The data, which includes the last four digits of credit card numbers, names and order histories, was available for sale for just $2 per account on two stores on the dark web as recently as yesterday.
The site, which BuzzFeed News chose not to disclose, was advertising the data of 278,531 accounts, but admitted many may have been faulty.
The most recent upload of an Instacart customer data to one of the websites was 22 July, and there were continuous updates throughout June and July.
In the feedback for one of the sales, seen by DailyMail.com, one customer said: ‘Thanks man looking forward to the free stuff :).’
Another said: ‘Great overall experience highly recommended.’
Pictured: File photo of someone using the Instacart app. Hundreds of thousands of Instacart customers’ personal data is currently being sold online
Other comments said the vendor had not fulfilled the order and that they didn’t receive the information.
An Instacart spokesman told BuzzFeed they were ‘unaware’ of a breach on their data.
‘We are not aware of any data breach at this time. We take data protection and privacy very seriously,’ they said.
Instead, the spokesman suggested the attackers may have procured the information using ‘phishing’ or other forms of cyberattack.
‘In instances where we believe a customer’s account may have been compromised through an external phishing scam outside of the Instacart platform or other action, we proactively communicate to our customers to auto-force them to update their password,’ they added.
The sites used were on the dark web, but BuzzFeed has chosen not to name them.
Pictured: File photo of a home delivery.

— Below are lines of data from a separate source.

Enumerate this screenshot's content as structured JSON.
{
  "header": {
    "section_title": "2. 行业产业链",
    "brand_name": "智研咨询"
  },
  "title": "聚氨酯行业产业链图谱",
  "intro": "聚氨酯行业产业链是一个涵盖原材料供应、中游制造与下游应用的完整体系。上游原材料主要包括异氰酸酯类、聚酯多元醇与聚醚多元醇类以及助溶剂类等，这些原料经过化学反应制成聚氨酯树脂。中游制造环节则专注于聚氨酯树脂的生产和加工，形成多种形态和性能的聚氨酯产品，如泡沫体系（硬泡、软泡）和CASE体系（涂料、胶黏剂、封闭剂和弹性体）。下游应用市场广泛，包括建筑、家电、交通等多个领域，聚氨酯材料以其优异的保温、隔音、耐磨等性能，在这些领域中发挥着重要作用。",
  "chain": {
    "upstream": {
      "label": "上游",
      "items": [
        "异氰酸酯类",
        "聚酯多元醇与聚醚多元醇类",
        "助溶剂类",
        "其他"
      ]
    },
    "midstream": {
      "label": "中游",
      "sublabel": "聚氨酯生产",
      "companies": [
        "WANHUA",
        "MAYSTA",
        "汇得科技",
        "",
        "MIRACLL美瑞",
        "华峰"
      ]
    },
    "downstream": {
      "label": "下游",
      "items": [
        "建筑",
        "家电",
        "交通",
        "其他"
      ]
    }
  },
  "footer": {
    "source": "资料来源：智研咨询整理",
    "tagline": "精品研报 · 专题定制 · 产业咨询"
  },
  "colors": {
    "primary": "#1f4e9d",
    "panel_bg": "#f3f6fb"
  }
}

An Instacart spokesman told BuzzFeed they were ‘unaware’ of a breach on their data
Cybersecurity expert Security Fanatics confirmed the advertisement looked legitimate and believed it had been posted recently.
Two women whose information was part of the illegal online package were Hannah Chester and another who preferred only to be known as Mary M.
‘I don’t really know what to say. It’s hard to know what to say, not knowing if it’s a result of [Instacart’s] negligence,’ Hannah Chester told BuzzFeed News. ‘But if they’re aware that this happened and haven’t informed us, that’s problematic.’
Mary reiterated her disappointment that Instacart had failed to make its customers aware of the attack and that she had to find out through journalists.